### Prompt:
From the records, report how many lines hold the word "description", with the number as the sole reply.

### Working data:
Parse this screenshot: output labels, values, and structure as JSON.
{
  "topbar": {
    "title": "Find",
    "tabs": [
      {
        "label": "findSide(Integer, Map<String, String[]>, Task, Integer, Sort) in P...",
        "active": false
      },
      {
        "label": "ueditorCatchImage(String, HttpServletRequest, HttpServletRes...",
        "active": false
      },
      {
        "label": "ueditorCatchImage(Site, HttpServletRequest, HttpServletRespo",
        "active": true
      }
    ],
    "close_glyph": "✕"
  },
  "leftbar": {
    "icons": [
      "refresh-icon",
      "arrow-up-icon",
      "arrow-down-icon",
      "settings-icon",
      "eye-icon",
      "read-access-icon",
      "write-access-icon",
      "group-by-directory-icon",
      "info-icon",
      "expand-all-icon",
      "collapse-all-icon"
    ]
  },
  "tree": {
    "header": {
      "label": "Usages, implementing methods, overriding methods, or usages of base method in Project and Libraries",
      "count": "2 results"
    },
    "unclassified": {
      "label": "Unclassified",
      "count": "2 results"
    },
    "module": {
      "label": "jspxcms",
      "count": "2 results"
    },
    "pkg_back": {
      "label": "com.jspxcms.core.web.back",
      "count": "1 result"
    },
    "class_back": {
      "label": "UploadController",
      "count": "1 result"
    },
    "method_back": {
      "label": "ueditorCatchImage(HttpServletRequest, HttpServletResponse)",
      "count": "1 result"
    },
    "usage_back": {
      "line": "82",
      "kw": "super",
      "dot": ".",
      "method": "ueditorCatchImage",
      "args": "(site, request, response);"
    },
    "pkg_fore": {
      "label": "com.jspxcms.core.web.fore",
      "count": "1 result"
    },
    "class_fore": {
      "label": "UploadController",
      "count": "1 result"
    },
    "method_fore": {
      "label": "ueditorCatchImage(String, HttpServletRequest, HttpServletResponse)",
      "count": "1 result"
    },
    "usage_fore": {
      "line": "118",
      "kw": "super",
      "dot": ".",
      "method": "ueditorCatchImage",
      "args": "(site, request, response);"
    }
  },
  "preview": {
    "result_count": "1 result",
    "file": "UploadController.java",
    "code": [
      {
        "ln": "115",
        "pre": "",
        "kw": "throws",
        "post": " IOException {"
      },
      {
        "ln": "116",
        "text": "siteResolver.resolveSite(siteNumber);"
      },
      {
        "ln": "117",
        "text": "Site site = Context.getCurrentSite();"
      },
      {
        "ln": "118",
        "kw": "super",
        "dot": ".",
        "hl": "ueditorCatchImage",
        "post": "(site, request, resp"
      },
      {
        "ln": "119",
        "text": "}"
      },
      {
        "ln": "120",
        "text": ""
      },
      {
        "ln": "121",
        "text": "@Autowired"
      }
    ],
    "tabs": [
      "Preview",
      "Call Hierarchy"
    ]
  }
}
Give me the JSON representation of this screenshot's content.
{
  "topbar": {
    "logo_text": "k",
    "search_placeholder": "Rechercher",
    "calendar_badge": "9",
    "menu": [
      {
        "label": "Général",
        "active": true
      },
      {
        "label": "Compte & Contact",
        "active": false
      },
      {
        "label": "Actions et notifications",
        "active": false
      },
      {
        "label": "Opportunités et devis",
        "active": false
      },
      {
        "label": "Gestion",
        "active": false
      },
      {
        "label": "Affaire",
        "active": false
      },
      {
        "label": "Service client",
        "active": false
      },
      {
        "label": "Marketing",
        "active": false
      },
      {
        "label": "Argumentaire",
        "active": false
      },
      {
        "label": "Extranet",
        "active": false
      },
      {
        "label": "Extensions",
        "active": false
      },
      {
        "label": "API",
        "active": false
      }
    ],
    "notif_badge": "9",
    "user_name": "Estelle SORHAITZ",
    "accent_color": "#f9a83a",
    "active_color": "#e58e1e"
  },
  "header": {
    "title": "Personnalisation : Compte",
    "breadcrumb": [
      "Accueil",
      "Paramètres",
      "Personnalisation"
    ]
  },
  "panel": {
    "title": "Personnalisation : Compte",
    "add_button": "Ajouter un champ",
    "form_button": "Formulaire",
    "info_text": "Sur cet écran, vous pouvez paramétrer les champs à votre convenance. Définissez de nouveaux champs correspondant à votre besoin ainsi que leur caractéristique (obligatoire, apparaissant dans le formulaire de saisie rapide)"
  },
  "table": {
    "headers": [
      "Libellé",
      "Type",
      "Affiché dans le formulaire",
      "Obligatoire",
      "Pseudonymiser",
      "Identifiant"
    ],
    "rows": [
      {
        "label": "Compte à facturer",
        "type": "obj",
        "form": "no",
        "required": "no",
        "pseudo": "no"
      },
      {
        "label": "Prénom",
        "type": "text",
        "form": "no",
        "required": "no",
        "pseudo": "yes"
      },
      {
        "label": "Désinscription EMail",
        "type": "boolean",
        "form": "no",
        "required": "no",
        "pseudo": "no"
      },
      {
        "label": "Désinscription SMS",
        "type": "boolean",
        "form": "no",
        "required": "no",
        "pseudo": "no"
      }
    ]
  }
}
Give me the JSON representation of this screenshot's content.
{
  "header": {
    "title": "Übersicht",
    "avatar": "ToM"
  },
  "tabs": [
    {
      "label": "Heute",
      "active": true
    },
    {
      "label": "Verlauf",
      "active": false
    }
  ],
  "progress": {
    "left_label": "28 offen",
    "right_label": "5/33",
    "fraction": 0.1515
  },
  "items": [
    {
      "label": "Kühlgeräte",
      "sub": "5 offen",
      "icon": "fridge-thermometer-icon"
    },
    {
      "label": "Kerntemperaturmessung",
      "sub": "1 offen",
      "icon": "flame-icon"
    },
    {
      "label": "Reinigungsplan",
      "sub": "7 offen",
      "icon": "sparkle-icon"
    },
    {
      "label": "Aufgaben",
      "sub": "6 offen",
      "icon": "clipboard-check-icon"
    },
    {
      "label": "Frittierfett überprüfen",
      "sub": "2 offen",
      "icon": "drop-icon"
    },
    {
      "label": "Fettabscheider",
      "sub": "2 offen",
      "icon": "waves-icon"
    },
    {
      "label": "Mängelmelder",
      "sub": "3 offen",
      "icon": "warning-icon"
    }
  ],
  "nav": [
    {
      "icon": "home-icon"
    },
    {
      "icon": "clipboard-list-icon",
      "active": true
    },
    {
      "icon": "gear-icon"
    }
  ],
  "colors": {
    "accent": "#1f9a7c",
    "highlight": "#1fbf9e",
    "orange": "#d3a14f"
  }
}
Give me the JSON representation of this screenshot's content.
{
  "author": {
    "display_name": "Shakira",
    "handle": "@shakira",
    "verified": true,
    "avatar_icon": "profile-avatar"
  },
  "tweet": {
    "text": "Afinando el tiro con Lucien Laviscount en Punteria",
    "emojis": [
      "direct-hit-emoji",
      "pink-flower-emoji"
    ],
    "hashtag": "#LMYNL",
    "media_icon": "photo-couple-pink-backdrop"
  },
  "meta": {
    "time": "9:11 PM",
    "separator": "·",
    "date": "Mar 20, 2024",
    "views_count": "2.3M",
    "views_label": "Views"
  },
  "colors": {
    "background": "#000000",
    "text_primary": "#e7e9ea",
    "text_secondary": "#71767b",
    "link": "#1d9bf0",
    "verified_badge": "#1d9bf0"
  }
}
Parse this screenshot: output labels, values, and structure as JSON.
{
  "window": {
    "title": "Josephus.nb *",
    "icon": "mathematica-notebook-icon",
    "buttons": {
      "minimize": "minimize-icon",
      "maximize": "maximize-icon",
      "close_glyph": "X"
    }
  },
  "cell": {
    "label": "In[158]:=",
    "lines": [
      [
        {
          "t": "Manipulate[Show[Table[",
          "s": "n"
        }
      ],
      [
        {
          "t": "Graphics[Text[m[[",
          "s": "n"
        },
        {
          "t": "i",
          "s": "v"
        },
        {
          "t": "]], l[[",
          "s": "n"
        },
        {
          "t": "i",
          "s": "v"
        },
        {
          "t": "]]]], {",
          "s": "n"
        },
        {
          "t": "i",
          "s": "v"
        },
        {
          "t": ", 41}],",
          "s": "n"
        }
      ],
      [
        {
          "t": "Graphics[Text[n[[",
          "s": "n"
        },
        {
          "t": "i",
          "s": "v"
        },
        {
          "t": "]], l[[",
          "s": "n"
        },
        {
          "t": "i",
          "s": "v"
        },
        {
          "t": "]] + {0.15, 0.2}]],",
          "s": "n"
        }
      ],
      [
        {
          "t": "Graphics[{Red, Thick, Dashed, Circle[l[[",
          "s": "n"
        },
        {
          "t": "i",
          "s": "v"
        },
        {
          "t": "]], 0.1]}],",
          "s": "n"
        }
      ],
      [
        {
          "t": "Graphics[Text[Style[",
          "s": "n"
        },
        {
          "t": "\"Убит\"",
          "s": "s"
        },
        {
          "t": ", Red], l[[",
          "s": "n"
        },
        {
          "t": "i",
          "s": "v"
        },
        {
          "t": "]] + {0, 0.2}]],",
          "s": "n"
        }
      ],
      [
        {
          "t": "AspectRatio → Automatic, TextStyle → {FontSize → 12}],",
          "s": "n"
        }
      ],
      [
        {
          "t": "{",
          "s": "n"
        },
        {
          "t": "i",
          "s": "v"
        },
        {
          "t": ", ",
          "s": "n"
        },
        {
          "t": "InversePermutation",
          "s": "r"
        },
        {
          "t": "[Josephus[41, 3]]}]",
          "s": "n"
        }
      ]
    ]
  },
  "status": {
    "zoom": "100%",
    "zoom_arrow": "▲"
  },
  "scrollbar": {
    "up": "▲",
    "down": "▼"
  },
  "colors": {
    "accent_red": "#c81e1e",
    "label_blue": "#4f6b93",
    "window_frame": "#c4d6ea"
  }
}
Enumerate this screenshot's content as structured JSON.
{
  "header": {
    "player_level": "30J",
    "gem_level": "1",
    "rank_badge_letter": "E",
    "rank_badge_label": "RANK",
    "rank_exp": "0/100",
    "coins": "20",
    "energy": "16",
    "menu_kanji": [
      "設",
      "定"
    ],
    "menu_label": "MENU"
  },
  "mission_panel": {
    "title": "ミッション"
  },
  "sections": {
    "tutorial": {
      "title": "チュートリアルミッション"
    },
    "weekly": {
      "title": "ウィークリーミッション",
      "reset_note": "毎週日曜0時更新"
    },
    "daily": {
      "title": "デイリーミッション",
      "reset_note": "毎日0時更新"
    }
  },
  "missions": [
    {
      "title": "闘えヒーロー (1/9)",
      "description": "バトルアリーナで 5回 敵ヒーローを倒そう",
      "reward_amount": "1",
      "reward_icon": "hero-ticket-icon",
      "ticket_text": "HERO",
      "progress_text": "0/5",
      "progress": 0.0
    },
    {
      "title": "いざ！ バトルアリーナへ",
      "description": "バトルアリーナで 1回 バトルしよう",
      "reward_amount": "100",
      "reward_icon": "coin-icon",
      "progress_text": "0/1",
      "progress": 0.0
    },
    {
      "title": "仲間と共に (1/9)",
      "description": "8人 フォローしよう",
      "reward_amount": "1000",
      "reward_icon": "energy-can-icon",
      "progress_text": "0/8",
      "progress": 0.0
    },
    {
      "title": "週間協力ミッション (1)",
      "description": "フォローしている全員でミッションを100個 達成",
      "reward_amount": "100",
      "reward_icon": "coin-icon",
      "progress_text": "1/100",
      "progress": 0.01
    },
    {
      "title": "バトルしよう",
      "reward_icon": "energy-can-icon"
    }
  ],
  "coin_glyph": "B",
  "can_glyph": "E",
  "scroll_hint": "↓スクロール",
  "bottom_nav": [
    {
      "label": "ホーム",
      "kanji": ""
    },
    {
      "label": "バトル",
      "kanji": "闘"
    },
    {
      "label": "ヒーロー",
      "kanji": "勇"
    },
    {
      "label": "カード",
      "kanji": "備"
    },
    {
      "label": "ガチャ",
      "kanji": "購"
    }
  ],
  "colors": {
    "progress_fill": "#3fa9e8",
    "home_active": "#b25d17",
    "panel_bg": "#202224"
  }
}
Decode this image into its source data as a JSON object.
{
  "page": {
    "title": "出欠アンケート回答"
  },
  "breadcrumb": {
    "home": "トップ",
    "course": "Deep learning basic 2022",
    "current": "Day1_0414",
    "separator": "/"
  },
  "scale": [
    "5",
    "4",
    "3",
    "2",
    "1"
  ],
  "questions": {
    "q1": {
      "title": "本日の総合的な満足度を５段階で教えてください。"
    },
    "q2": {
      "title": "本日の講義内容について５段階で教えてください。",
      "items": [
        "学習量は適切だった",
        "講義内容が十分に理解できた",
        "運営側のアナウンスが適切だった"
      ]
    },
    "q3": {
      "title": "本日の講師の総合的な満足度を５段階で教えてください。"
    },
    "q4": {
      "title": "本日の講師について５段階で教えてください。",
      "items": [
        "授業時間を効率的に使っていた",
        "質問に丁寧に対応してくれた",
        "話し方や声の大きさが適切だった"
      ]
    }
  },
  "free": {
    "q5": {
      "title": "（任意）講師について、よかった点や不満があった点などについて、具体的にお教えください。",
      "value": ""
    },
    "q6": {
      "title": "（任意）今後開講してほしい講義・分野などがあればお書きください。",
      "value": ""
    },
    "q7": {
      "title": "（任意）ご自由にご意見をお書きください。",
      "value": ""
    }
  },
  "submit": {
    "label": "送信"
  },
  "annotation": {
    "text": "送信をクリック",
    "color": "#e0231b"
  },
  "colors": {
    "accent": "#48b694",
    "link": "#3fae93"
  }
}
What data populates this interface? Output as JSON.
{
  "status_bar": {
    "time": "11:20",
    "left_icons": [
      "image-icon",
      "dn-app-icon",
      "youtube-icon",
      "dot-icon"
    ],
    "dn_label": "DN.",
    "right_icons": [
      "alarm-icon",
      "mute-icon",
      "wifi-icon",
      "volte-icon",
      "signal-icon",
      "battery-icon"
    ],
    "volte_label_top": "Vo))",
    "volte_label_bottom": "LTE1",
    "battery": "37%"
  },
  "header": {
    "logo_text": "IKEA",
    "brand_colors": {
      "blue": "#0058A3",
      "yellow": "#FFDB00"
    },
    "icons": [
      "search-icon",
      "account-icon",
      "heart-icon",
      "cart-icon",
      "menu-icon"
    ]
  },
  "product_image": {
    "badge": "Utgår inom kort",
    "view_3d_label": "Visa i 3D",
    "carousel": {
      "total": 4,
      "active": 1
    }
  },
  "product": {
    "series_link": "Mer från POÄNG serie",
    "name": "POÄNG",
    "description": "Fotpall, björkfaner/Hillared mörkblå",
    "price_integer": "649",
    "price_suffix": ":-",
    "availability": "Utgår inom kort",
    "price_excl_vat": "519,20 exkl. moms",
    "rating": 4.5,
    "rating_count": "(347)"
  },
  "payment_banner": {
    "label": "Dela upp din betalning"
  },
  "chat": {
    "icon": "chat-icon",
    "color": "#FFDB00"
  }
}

### Response to the task:
5